§ **PROVIDED INFORMATION**
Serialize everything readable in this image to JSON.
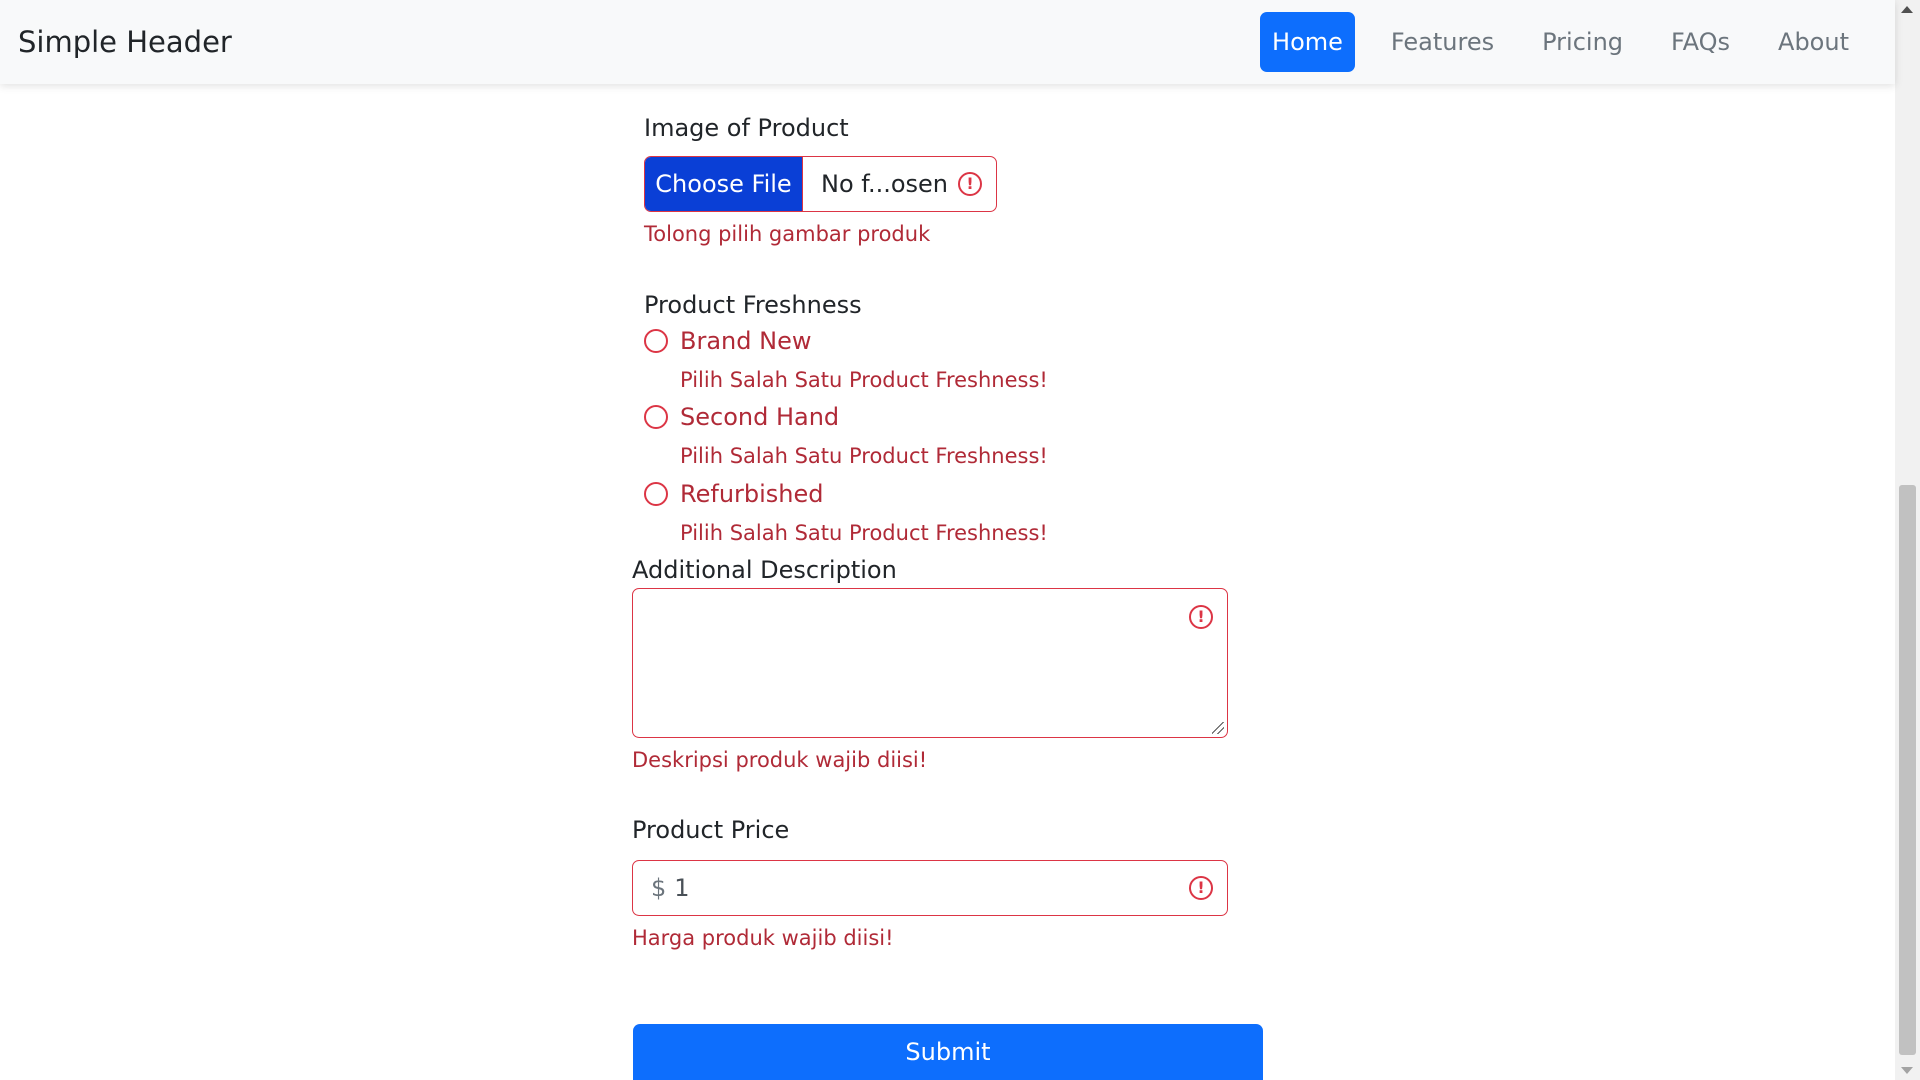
{
  "header": {
    "brand": "Simple Header",
    "nav": [
      "Home",
      "Features",
      "Pricing",
      "FAQs",
      "About"
    ],
    "active": "Home"
  },
  "form": {
    "image": {
      "label": "Image of Product",
      "button": "Choose File",
      "file_name": "No f...osen",
      "error": "Tolong pilih gambar produk"
    },
    "freshness": {
      "label": "Product Freshness",
      "options": [
        "Brand New",
        "Second Hand",
        "Refurbished"
      ],
      "error": "Pilih Salah Satu Product Freshness!"
    },
    "description": {
      "label": "Additional Description",
      "value": "",
      "error": "Deskripsi produk wajib diisi!"
    },
    "price": {
      "label": "Product Price",
      "prefix": "$",
      "value": "1",
      "error": "Harga produk wajib diisi!"
    },
    "submit": "Submit"
  },
  "colors": {
    "primary": "#0d6efd",
    "danger": "#dc3545",
    "danger_text": "#b02a37"
  }
}
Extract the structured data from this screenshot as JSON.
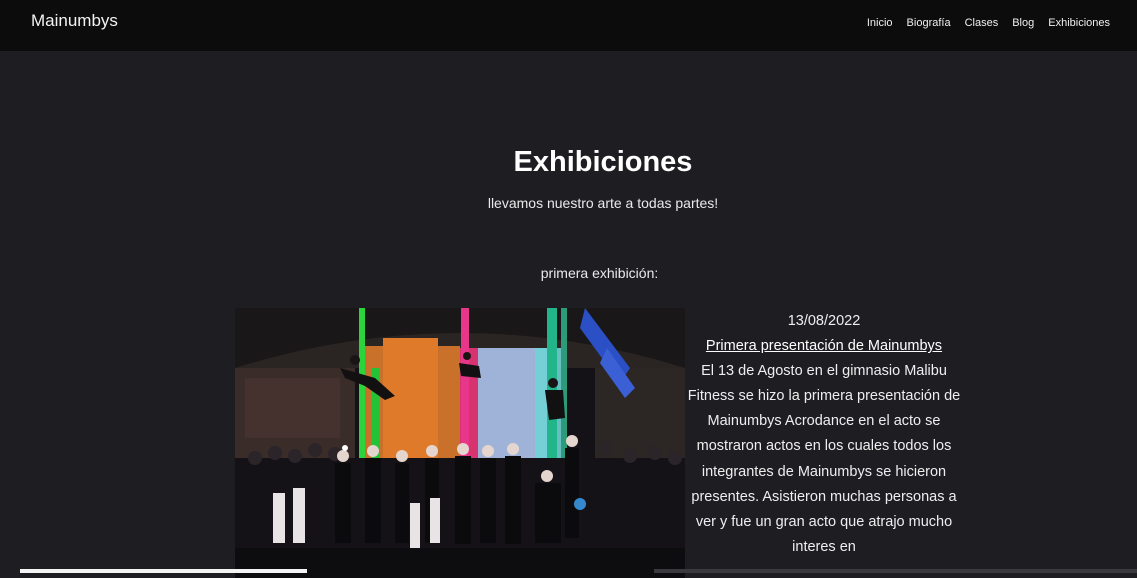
{
  "navbar": {
    "brand": "Mainumbys",
    "links": [
      "Inicio",
      "Biografía",
      "Clases",
      "Blog",
      "Exhibiciones"
    ]
  },
  "header": {
    "title": "Exhibiciones",
    "subtitle": "llevamos nuestro arte a todas partes!"
  },
  "section": {
    "label": "primera exhibición:"
  },
  "event": {
    "date": "13/08/2022",
    "link_text": "Primera presentación de Mainumbys",
    "description": "El 13 de Agosto en el gimnasio Malibu Fitness se hizo la primera presentación de Mainumbys Acrodance en el acto se mostraron actos en los cuales todos los integrantes de Mainumbys se hicieron presentes. Asistieron muchas personas a ver y fue un gran acto que atrajo mucho interes en"
  },
  "colors": {
    "background": "#1e1d22",
    "navbar": "#0c0c0d",
    "text": "#ffffff"
  }
}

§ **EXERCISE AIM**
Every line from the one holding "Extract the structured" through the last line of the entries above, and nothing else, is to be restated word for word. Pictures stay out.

§ **SOLUTION BELOW**
Extract the structured data from this screenshot as JSON.
{
  "navbar": {
    "brand": "Mainumbys",
    "links": [
      "Inicio",
      "Biografía",
      "Clases",
      "Blog",
      "Exhibiciones"
    ]
  },
  "header": {
    "title": "Exhibiciones",
    "subtitle": "llevamos nuestro arte a todas partes!"
  },
  "section": {
    "label": "primera exhibición:"
  },
  "event": {
    "date": "13/08/2022",
    "link_text": "Primera presentación de Mainumbys",
    "description": "El 13 de Agosto en el gimnasio Malibu Fitness se hizo la primera presentación de Mainumbys Acrodance en el acto se mostraron actos en los cuales todos los integrantes de Mainumbys se hicieron presentes. Asistieron muchas personas a ver y fue un gran acto que atrajo mucho interes en"
  },
  "colors": {
    "background": "#1e1d22",
    "navbar": "#0c0c0d",
    "text": "#ffffff"
  }
}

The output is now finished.